Once the wires are attached to the XH connectors they can easily be connected to the pins of the Arduino. Some velcro keeps everything nice and tidy.

Adding the 3.5mm audio jacks

I solder VCC and GND wires to the black 3.5mm audio module and attach them to the corresponding pins on the Arduino using another XH connector. The data pin attaches to D3.

The two halves can now be connected using the 3.5mm audio cable (gray in the picture)

Programming the keyboard

QMK is used for the programming. The getting started guide can be found here:

The QMK firmware can be cloned from GitHub here:

Keyboard layout: This is a handwired Dactyl Manuform 5×6, so the files for modifying the key layout and function can be found here:×6

Please adjust to the model of keyboard you are building if different from this.

After having created a custom layout (or if you just use one of the pre-existing ones), attach the keyboard over the micro-USB to USB-A cable to the computer and program it with:

qmk flash -kb <path-to-your-kbd-type> -km <your-kbd-layout>

For example

qmk flash -kb handwired/dactyl_manuform/5x6 -km jwr

QMK will compile and then flash your Arduino. When prompted, reset the Arduino by by shortcutting the RST and GND pins.

After having programmed the left side of the keyboard, just attach the other side and repeat the process.

LED lighting: Adding background lighting is likely the next thing I’ll do. There is good documentation for this here:


All done! Hope that was helpful and will assist with your own build!

Snakeinator case and final touches

The environmental control system for Mr. Snuggles the ball python is now nearly finished. Throughout the last couple of weeks I’ve worked on learning Fusion 360 in order to create a new case. The previous one was done with Tinkercad and the one before that in FreeCAD. The first iteration was a Tupperware case, lol

Work in progress while designing the case

The electronics didn’t end up as clean as I was hoping it would be but it works and that’s always been rule number one for this project. There will likely be a version after this and for that it would be great to etch a proper circuit board rather than using universal PCB boards as I have done up to now.

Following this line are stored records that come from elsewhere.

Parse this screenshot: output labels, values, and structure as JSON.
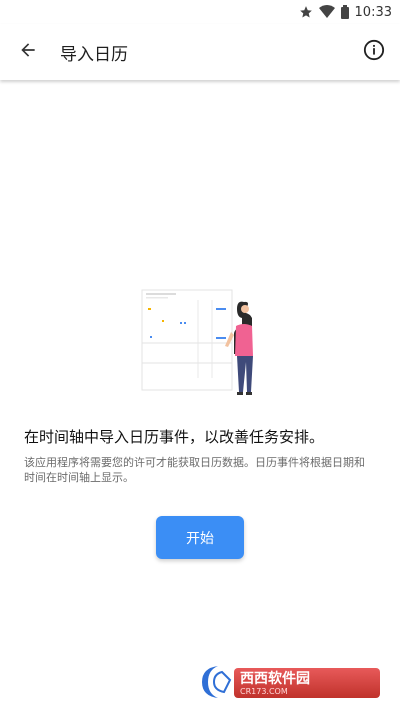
{
  "status_bar": {
    "time": "10:33",
    "icons": [
      "star-icon",
      "wifi-icon",
      "battery-icon"
    ]
  },
  "app_bar": {
    "title": "导入日历",
    "back_icon": "arrow-back-icon",
    "info_icon": "info-icon"
  },
  "content": {
    "headline": "在时间轴中导入日历事件，以改善任务安排。",
    "description": "该应用程序将需要您的许可才能获取日历数据。日历事件将根据日期和时间在时间轴上显示。",
    "start_button": "开始"
  },
  "watermark": {
    "text": "西西软件园",
    "sub": "CR173.COM"
  },
  "colors": {
    "accent": "#3b8ef5",
    "person_shirt": "#f06292",
    "person_pants": "#3f4a7a",
    "watermark_red": "#c0322b"
  }
}
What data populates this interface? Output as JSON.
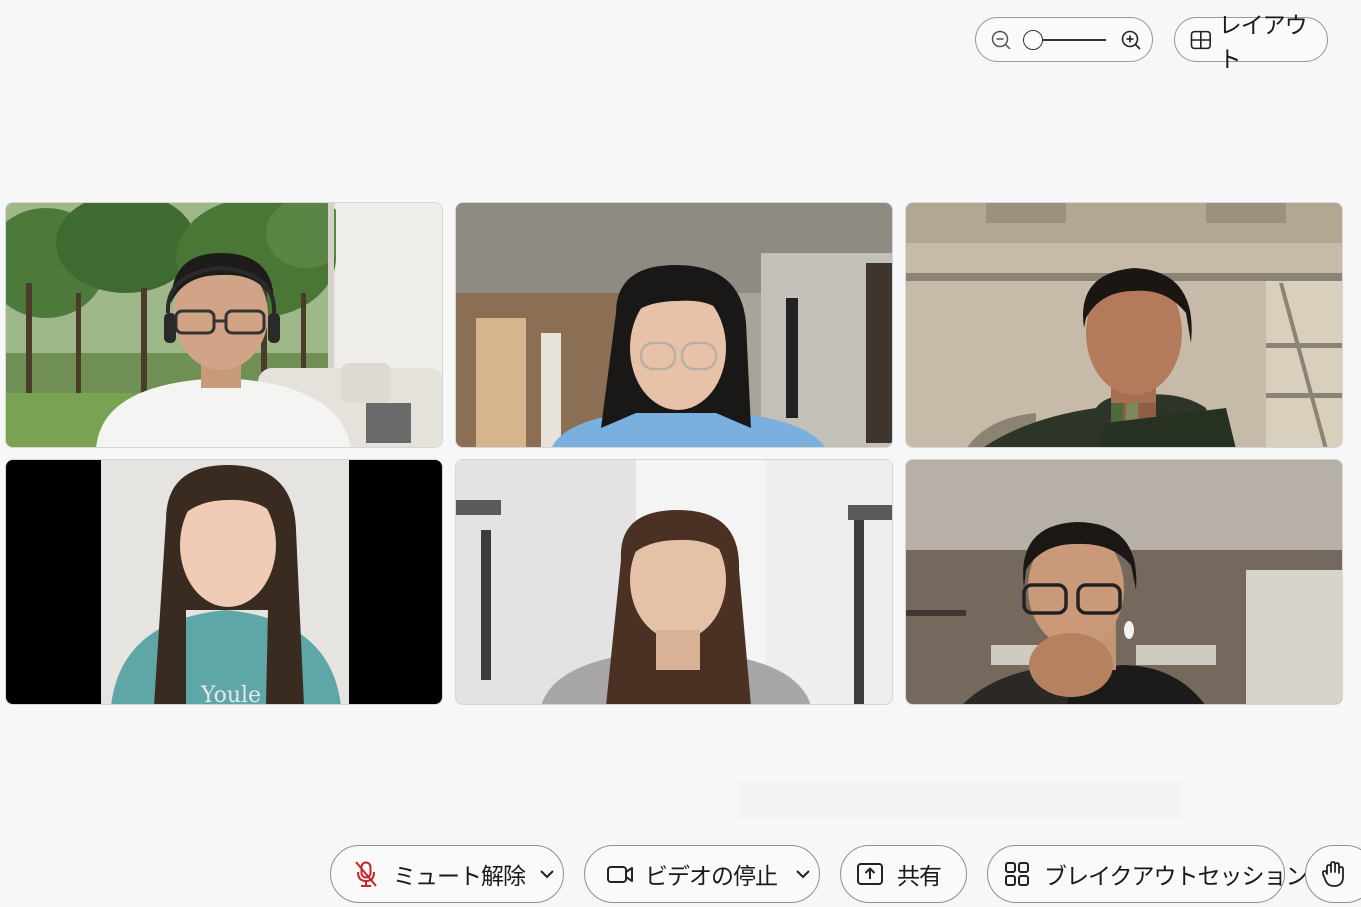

An old Wii U gave up its case fan for this project. It’s very quiet and perfect for case cooling

Currently I’m tuning the settings to dial in the right temperatures and humidity in the different parts of the enclosure. Grafana is a lifesaver as always 🙂

Work in progress on dialing in correct temperatures and humidity

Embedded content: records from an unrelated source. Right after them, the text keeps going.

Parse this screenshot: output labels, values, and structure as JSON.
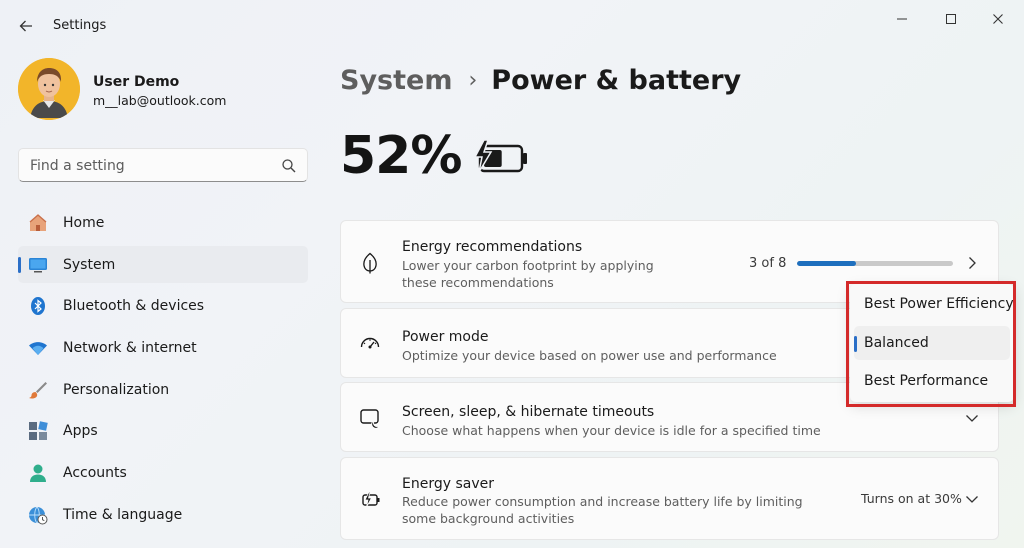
{
  "window": {
    "title": "Settings"
  },
  "user": {
    "name": "User Demo",
    "email": "m__lab@outlook.com"
  },
  "search": {
    "placeholder": "Find a setting"
  },
  "sidebar": {
    "items": [
      {
        "label": "Home",
        "icon": "home-icon",
        "selected": false
      },
      {
        "label": "System",
        "icon": "system-display-icon",
        "selected": true
      },
      {
        "label": "Bluetooth & devices",
        "icon": "bluetooth-icon",
        "selected": false
      },
      {
        "label": "Network & internet",
        "icon": "wifi-icon",
        "selected": false
      },
      {
        "label": "Personalization",
        "icon": "brush-icon",
        "selected": false
      },
      {
        "label": "Apps",
        "icon": "apps-icon",
        "selected": false
      },
      {
        "label": "Accounts",
        "icon": "accounts-icon",
        "selected": false
      },
      {
        "label": "Time & language",
        "icon": "globe-clock-icon",
        "selected": false
      }
    ]
  },
  "breadcrumb": {
    "parent": "System",
    "separator": "›",
    "current": "Power & battery"
  },
  "battery": {
    "percent": "52%",
    "charging": true,
    "level": 0.52
  },
  "cards": {
    "energy_recommendations": {
      "title": "Energy recommendations",
      "description": "Lower your carbon footprint by applying these recommendations",
      "progress_text": "3 of 8",
      "progress_fraction": 0.375
    },
    "power_mode": {
      "title": "Power mode",
      "description": "Optimize your device based on power use and performance"
    },
    "screen_sleep": {
      "title": "Screen, sleep, & hibernate timeouts",
      "description": "Choose what happens when your device is idle for a specified time"
    },
    "energy_saver": {
      "title": "Energy saver",
      "description": "Reduce power consumption and increase battery life by limiting some background activities",
      "value": "Turns on at 30%"
    }
  },
  "power_mode_dropdown": {
    "options": [
      "Best Power Efficiency",
      "Balanced",
      "Best Performance"
    ],
    "selected": "Balanced"
  },
  "colors": {
    "accent": "#2b6fc7",
    "progress": "#1e6fbe",
    "highlight_outline": "#d42a2a"
  }
}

The next step may be to add a humidifier of some sort and hook it up to the humidity values. The biggest challenge in controlling the environment has been the humidity. This seems to be a common gripe among those who use glass terrariums and I can certainly see why. Right now a couple of towels on top of the mesh screen in the lid help keep things under control but it’s not an ideal solution as it also limits air flow.

Mr. Snuggles loves his tubes

Minecraft ore lamp

This is a 3D printed lamp in the shape of a Minecraft ore block. Powered by an Arduino Uno and four Neopixel LEDs. Model from Thingiverse: link

The button on top will step through different ore types:

  • Redstone
  • Emerald
  • Gold
  • Lapis Lazuli
  • Diamond

A final button push will turn it off.

The design on Thingiverse only contained code for RGB LEDs. In case somebody wants to use Neopixel (WS2812B) LEDs instead, the code for this project has been uploaded to Github:

Since the Neopixel LED’s are very bright I made a dome-shaped diffuser of transparent PLA. The sides are made of painted white PLA (brand: Priline) and the “windows” are transparent PLA. To give it some stability and to easily be able to mount / remove from the Arduino I used a prototype board to create a “hat” for the Arduino. That way it can easily be detached if required.


Some more pics of the finished cube